I’ve self-published four books to date with the capable assistance of Telemachus Press, and we’ve put a lot of effort into the covers. I’m more than happy with them—which you’ll notice I’ve scattered along the right hand edge of this post. I think the covers work for both the eBooks and the trade paperbacks. I’m very gratified by the way the books have been selling in both formats, but there’s a greater satisfaction with the physical books—because they are attractive objects, and their covers are beautiful, and when I take one in hand I cannot but admire it.
I’ve made ten linked short stories available individually on Kindle. They’re all about a criminous criminal lawyer named Ehrengraf, and I cobbled up covers myself. All they had to do was suggest the nature of the story—a stock photo of a gavel worked just fine—and beyond that the covers differed only in the last words of their titles. Would I have taken the same approach if the Ehrengraf ouevre were a series of novels and I was bringing them out as physical books? I would probably aim at uniformity, I’ve always felt a series ought to look like a series, but I’m sure I’d have wanted the covers to be a bit more elaborate.

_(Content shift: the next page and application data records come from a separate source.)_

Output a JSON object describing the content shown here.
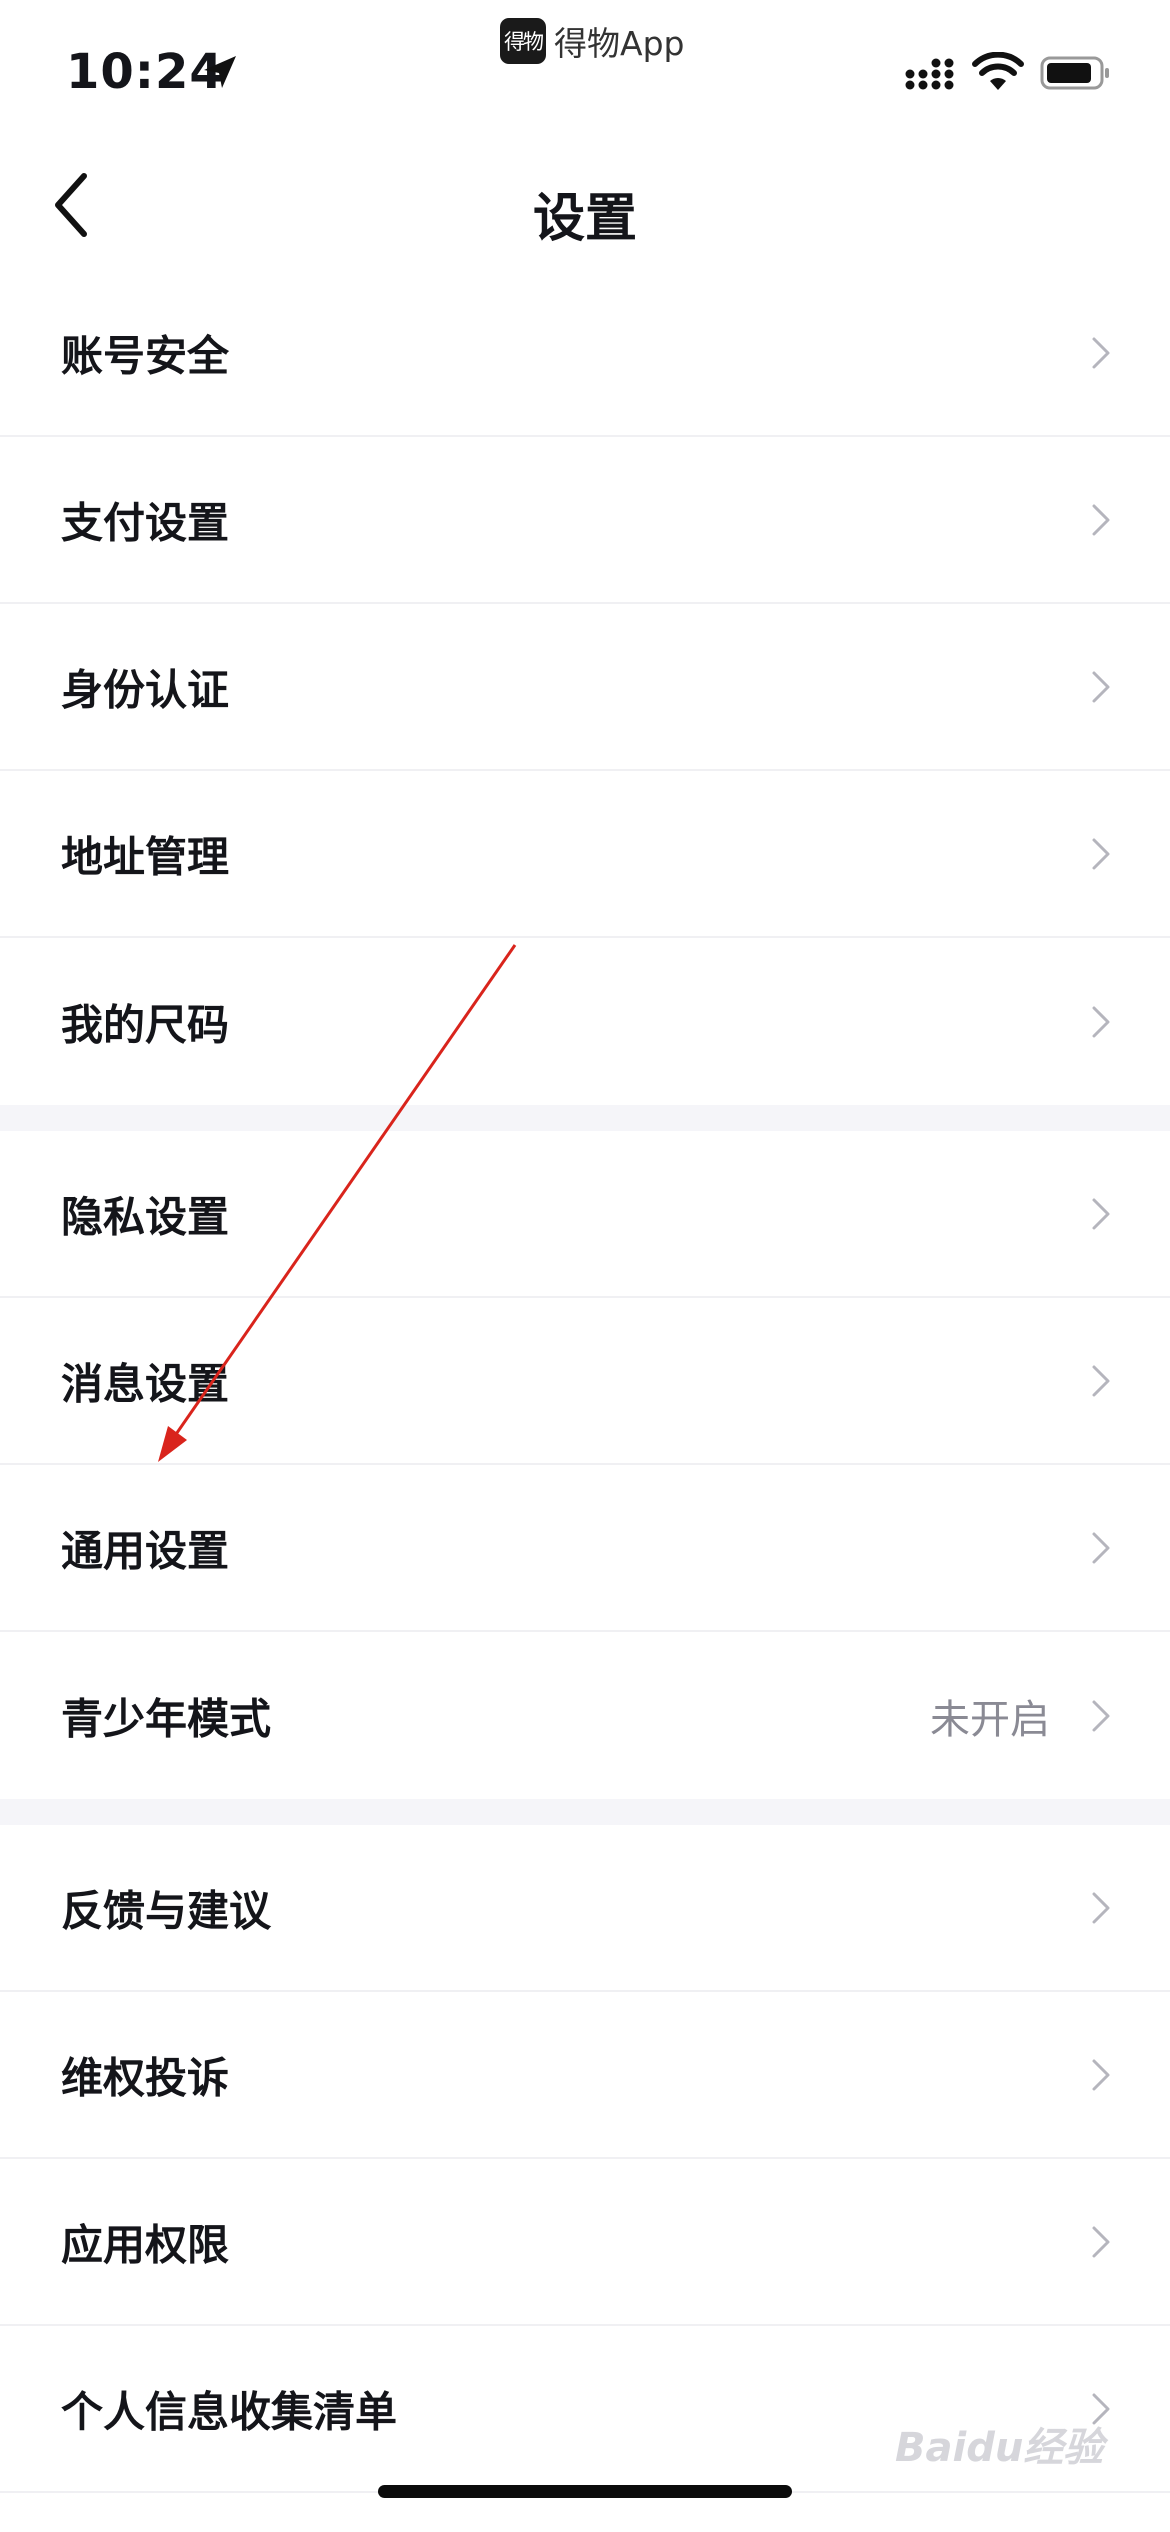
{
  "status_bar": {
    "time": "10:24",
    "app_logo_text": "得物",
    "app_name": "得物App"
  },
  "nav": {
    "title": "设置"
  },
  "settings": {
    "group1": [
      {
        "label": "账号安全"
      },
      {
        "label": "支付设置"
      },
      {
        "label": "身份认证"
      },
      {
        "label": "地址管理"
      },
      {
        "label": "我的尺码"
      }
    ],
    "group2": [
      {
        "label": "隐私设置"
      },
      {
        "label": "消息设置"
      },
      {
        "label": "通用设置"
      },
      {
        "label": "青少年模式",
        "value": "未开启"
      }
    ],
    "group3": [
      {
        "label": "反馈与建议"
      },
      {
        "label": "维权投诉"
      },
      {
        "label": "应用权限"
      },
      {
        "label": "个人信息收集清单"
      }
    ]
  },
  "annotation": {
    "arrow_color": "#d9241c"
  },
  "watermark": {
    "text": "Baidu经验"
  }
}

When Open Road brought out forty-plus of me eBooks early in 2011, they developed a template and stayed with it. They’re instantly identifiable, and brand the books effectively, I think; on the downside, they’re not terribly attractive, and one wouldn’t for a moment want to employ them as the covers of physical books. Does it matter? Would more buyers take them up off Amazon’s virtual shelves if they had more eye appeal? I don’t know. The Open Road covers are essentially icons, and not co vers at all, maybe that’s what they ought to be. My guess is they do their job quite well.
I could go on,but this post is already longer than I’d intended, and it’s not as though I were likely to come up with a conclusion. Jaye’s post got me thinking, and I wanted to share some of my thoughts. And if any of the above should get you thinking, Gentle Reader, well, your comments are invited.